Turnip Rock is one of nature's most unique geologic features, perched atop the tip of Michigan's thumb in Huron County. The 35-foot limestone islet, jutting out into the waters of Lake Huron, appears as if a giant thumb was sticking out of the water, hence giving its namesake "Turnip Rock". The area around the rock has become a popular tourist destination over the years, due to its uniqueness and beauty.
Though the Precambrian origin of the rock has been theorized since the 1830s, the area’s geology was examined in more detail in the 1930s by the Michigan Department of Geology. It was found that the rock is part of what was once an abundant limestone reef, and is one of the few surviving parts of the Huron Reef system. The reef system was formed over a span of 500 million years when ancient corals flourished in a shallow sea located in what is now the state of Michigan.

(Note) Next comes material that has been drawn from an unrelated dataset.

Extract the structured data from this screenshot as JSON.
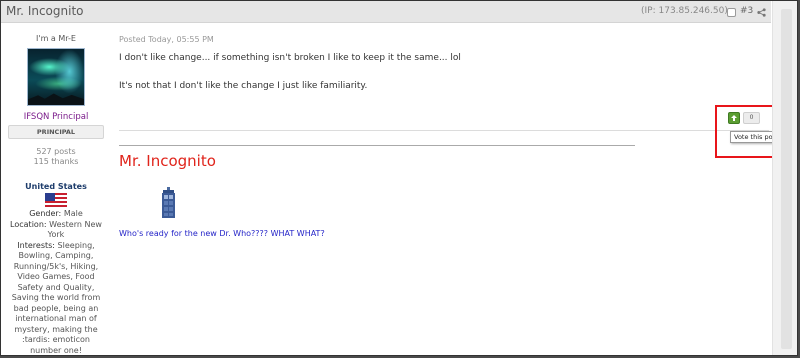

There are tall and thin fingers of dolomite projecting from the large, flat limestone surface of Turnip Rock, leading to higher cliffs and rocky outcrops in places. There are many varieties of plants and animals living around the rock, including lichens, mosses, flowering plants, herring gulls, and white-tailed deer.
One of the area's biggest attractions has been dubbed "The Needle's Eye"; a natural tunnel through the rock believed to be created by wave and weather patterns causing erosion.
Visitors looking to explore the area can do so by hopping into a kayak from the bay near Grindstone City and paddling out to Turnip Rock. Note that access to the rock may be restricted due to erosion and visitor safety. Some may also opt to view the rock from the shore, though that would require accessing private property and will not provide the same experience as seeing the rock up close. This trip is for single kayak use only.
Whether venturing by water or on land, Turnip Rock is a site to be admired; sparking the imaginations of scientists, onlookers, and tourists alike.